Material provided →
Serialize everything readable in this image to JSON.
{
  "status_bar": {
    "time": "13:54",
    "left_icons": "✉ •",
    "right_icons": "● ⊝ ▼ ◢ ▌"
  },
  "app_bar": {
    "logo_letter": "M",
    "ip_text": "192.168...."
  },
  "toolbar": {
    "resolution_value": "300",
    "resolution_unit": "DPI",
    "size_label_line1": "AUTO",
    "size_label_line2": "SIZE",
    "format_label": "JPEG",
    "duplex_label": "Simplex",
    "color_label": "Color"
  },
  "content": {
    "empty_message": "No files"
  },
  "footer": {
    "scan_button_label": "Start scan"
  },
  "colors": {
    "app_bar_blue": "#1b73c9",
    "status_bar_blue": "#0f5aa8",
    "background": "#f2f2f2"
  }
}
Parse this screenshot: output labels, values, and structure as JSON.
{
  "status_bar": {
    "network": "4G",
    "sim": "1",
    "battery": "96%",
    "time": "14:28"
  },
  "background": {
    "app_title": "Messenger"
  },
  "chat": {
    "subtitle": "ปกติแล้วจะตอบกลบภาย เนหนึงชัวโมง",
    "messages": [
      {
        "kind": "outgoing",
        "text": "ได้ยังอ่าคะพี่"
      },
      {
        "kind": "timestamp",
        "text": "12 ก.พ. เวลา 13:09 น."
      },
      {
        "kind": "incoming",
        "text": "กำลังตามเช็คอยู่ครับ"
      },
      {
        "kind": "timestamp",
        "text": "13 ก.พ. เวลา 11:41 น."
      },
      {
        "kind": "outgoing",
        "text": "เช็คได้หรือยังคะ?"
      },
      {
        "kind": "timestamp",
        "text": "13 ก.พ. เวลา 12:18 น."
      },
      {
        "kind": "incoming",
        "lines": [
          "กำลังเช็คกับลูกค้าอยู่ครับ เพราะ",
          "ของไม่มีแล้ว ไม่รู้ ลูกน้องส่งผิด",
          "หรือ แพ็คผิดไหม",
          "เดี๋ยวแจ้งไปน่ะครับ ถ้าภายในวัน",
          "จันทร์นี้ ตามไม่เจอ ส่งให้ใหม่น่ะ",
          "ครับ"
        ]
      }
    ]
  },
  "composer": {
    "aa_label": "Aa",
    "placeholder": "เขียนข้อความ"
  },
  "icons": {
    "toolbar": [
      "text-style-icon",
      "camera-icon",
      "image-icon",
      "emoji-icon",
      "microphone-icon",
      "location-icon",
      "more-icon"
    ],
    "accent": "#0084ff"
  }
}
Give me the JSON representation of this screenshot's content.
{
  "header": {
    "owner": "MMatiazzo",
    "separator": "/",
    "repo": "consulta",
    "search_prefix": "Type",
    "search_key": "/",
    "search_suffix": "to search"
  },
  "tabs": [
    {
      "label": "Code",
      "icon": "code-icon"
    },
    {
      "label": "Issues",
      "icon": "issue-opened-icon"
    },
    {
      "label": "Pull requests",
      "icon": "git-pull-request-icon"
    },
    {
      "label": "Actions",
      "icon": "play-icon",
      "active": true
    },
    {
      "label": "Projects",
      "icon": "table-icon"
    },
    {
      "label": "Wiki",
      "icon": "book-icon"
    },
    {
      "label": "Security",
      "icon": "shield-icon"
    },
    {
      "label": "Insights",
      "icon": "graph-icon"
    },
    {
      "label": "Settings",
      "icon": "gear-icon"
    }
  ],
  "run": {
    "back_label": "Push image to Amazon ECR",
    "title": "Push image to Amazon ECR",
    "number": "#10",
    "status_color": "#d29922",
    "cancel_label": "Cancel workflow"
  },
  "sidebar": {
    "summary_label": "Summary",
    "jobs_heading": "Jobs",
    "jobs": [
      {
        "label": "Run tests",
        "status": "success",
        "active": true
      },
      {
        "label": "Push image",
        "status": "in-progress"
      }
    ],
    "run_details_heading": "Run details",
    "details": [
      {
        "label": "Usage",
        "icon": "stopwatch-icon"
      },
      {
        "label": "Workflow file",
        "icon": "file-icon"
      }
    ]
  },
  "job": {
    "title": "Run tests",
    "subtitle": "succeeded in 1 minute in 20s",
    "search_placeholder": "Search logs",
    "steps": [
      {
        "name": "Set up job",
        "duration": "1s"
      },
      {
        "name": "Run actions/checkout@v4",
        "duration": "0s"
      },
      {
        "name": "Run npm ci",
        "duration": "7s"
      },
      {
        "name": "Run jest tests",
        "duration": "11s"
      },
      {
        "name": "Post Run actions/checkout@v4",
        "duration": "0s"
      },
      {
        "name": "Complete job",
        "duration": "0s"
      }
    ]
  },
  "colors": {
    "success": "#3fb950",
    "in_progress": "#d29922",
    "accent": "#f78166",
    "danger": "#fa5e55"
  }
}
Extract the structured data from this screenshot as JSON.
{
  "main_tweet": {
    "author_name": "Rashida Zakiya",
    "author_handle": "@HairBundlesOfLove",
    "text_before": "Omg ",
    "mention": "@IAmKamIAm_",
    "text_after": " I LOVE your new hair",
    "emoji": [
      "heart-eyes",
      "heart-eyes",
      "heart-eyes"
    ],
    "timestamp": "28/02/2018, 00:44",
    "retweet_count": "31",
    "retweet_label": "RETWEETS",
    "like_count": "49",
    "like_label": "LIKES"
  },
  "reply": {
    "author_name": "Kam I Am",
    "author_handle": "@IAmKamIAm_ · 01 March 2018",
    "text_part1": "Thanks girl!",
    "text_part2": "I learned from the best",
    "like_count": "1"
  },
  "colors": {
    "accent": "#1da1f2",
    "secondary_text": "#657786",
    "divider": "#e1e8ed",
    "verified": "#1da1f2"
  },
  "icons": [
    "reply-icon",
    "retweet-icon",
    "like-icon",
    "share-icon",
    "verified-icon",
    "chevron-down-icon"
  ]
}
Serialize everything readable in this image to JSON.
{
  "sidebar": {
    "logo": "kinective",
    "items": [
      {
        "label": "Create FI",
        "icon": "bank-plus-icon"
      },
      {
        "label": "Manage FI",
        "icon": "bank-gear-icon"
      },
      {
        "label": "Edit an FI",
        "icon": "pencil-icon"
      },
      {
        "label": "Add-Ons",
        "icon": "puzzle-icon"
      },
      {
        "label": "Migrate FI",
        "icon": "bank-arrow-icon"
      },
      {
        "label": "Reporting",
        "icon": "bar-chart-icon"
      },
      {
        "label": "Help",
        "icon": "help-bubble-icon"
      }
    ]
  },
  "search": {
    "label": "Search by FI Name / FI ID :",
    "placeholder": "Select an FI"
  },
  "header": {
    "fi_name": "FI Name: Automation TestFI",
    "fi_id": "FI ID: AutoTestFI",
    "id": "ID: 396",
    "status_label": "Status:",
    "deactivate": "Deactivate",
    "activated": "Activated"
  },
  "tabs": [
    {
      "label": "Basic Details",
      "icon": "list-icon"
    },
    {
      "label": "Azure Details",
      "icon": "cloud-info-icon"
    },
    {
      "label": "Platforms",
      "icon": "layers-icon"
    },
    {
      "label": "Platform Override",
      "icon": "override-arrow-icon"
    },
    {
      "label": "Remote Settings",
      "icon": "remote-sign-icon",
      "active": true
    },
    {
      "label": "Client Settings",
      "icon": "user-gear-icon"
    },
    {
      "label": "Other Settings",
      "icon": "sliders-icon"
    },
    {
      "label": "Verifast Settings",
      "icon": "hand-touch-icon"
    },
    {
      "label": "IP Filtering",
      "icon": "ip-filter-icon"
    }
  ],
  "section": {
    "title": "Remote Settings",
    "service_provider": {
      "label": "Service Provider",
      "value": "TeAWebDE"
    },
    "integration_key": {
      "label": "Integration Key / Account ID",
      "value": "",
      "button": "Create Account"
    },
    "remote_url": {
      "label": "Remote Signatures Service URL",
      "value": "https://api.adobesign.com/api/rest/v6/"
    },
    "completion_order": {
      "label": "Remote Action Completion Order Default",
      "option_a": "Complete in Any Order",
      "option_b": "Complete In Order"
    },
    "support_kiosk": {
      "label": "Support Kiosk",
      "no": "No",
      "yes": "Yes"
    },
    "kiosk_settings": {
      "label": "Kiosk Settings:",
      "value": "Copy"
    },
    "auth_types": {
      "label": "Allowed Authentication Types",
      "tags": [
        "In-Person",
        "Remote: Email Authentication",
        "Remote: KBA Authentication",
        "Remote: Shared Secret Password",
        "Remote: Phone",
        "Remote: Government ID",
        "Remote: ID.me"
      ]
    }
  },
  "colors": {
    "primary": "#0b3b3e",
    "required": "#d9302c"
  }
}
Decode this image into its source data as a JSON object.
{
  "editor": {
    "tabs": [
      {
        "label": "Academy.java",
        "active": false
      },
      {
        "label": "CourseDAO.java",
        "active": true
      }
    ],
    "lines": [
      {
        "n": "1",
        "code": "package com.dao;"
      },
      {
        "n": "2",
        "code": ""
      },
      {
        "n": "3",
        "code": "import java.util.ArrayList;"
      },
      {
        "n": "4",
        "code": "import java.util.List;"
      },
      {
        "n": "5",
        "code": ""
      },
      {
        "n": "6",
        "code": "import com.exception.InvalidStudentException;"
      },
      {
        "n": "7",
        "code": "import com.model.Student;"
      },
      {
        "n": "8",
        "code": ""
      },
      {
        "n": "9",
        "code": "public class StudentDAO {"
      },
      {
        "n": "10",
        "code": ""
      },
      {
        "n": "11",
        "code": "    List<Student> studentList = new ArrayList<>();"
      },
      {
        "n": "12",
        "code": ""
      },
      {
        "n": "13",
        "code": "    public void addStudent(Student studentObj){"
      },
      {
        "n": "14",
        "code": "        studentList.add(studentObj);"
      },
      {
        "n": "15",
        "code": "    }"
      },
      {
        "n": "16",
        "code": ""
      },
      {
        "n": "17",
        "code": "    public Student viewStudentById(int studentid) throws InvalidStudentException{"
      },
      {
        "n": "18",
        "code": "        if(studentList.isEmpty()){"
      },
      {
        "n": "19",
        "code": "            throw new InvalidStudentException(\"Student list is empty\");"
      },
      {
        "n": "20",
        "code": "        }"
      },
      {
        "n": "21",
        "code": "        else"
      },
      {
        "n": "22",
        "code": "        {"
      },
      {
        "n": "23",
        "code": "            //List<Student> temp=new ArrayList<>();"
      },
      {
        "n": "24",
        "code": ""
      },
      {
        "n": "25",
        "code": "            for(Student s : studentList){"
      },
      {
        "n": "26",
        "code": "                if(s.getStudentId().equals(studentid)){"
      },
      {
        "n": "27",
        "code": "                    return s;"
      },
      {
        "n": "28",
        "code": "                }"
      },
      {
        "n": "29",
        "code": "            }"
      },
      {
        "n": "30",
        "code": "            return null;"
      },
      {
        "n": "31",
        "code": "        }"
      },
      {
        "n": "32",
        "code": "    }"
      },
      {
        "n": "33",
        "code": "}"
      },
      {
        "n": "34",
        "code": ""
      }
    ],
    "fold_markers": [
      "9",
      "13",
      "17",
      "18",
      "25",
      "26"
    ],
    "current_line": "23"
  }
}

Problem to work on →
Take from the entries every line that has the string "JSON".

Exercise result →
Serialize everything readable in this image to JSON.
Parse this screenshot: output labels, values, and structure as JSON.
Give me the JSON representation of this screenshot's content.
Extract the structured data from this screenshot as JSON.
Serialize everything readable in this image to JSON.
Decode this image into its source data as a JSON object.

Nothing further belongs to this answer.